(Data about app and page elements)
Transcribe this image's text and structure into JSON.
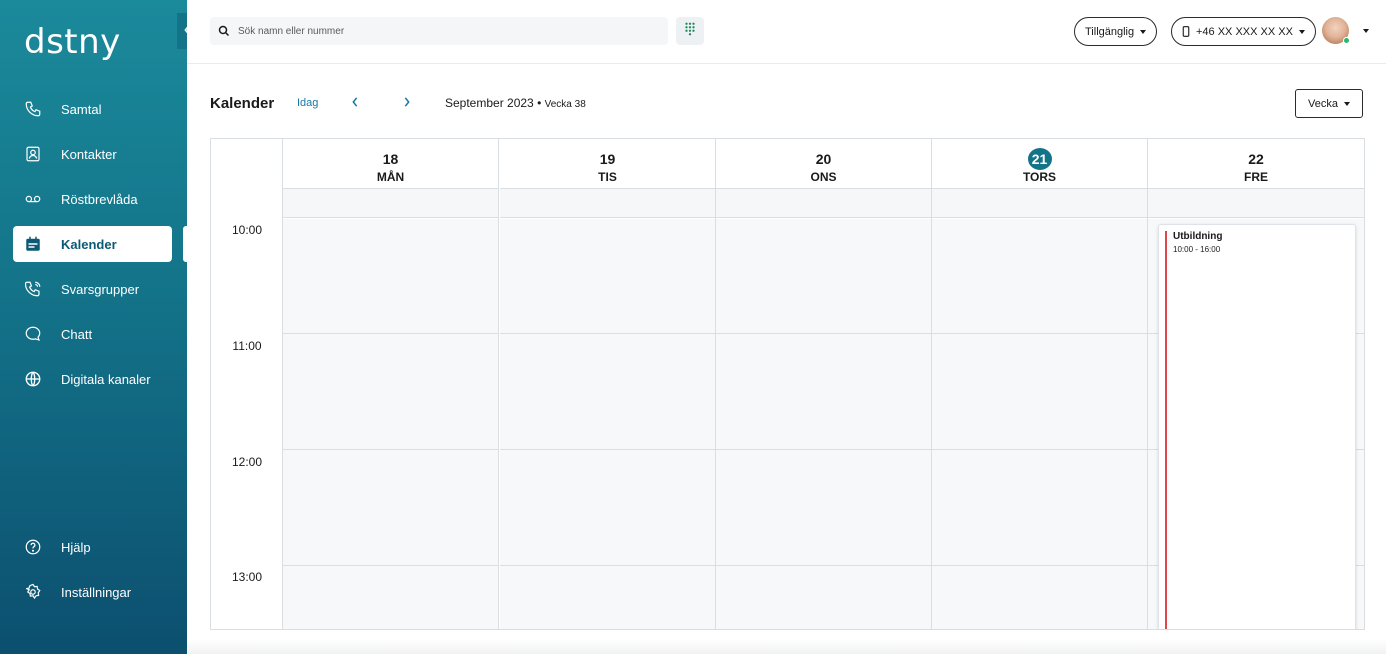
{
  "app": {
    "logo": "dstny"
  },
  "sidebar": {
    "items": [
      {
        "label": "Samtal",
        "icon": "phone-icon"
      },
      {
        "label": "Kontakter",
        "icon": "contact-icon"
      },
      {
        "label": "Röstbrevlåda",
        "icon": "voicemail-icon"
      },
      {
        "label": "Kalender",
        "icon": "calendar-icon",
        "active": true
      },
      {
        "label": "Svarsgrupper",
        "icon": "group-phone-icon"
      },
      {
        "label": "Chatt",
        "icon": "chat-icon"
      },
      {
        "label": "Digitala kanaler",
        "icon": "globe-icon"
      }
    ],
    "bottom_items": [
      {
        "label": "Hjälp",
        "icon": "help-icon"
      },
      {
        "label": "Inställningar",
        "icon": "gear-icon"
      }
    ]
  },
  "topbar": {
    "search_placeholder": "Sök namn eller nummer",
    "status_label": "Tillgänglig",
    "phone_label": "+46 XX XXX XX XX"
  },
  "calendar": {
    "title": "Kalender",
    "today_label": "Idag",
    "period": "September 2023",
    "separator": "•",
    "week_label": "Vecka 38",
    "view_label": "Vecka",
    "days": [
      {
        "num": "18",
        "name": "MÅN"
      },
      {
        "num": "19",
        "name": "TIS"
      },
      {
        "num": "20",
        "name": "ONS"
      },
      {
        "num": "21",
        "name": "TORS",
        "today": true
      },
      {
        "num": "22",
        "name": "FRE"
      }
    ],
    "hours": [
      "10:00",
      "11:00",
      "12:00",
      "13:00"
    ],
    "event": {
      "title": "Utbildning",
      "time": "10:00 - 16:00",
      "day": "22",
      "accent": "#e0474c"
    }
  },
  "colors": {
    "brand": "#137389",
    "accent_link": "#1776a8",
    "status_online": "#2bb673"
  }
}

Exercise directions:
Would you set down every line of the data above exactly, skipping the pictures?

Task response:
Transcribe this image's text and structure into JSON.
{
  "app": {
    "logo": "dstny"
  },
  "sidebar": {
    "items": [
      {
        "label": "Samtal",
        "icon": "phone-icon"
      },
      {
        "label": "Kontakter",
        "icon": "contact-icon"
      },
      {
        "label": "Röstbrevlåda",
        "icon": "voicemail-icon"
      },
      {
        "label": "Kalender",
        "icon": "calendar-icon",
        "active": true
      },
      {
        "label": "Svarsgrupper",
        "icon": "group-phone-icon"
      },
      {
        "label": "Chatt",
        "icon": "chat-icon"
      },
      {
        "label": "Digitala kanaler",
        "icon": "globe-icon"
      }
    ],
    "bottom_items": [
      {
        "label": "Hjälp",
        "icon": "help-icon"
      },
      {
        "label": "Inställningar",
        "icon": "gear-icon"
      }
    ]
  },
  "topbar": {
    "search_placeholder": "Sök namn eller nummer",
    "status_label": "Tillgänglig",
    "phone_label": "+46 XX XXX XX XX"
  },
  "calendar": {
    "title": "Kalender",
    "today_label": "Idag",
    "period": "September 2023",
    "separator": "•",
    "week_label": "Vecka 38",
    "view_label": "Vecka",
    "days": [
      {
        "num": "18",
        "name": "MÅN"
      },
      {
        "num": "19",
        "name": "TIS"
      },
      {
        "num": "20",
        "name": "ONS"
      },
      {
        "num": "21",
        "name": "TORS",
        "today": true
      },
      {
        "num": "22",
        "name": "FRE"
      }
    ],
    "hours": [
      "10:00",
      "11:00",
      "12:00",
      "13:00"
    ],
    "event": {
      "title": "Utbildning",
      "time": "10:00 - 16:00",
      "day": "22",
      "accent": "#e0474c"
    }
  },
  "colors": {
    "brand": "#137389",
    "accent_link": "#1776a8",
    "status_online": "#2bb673"
  }
}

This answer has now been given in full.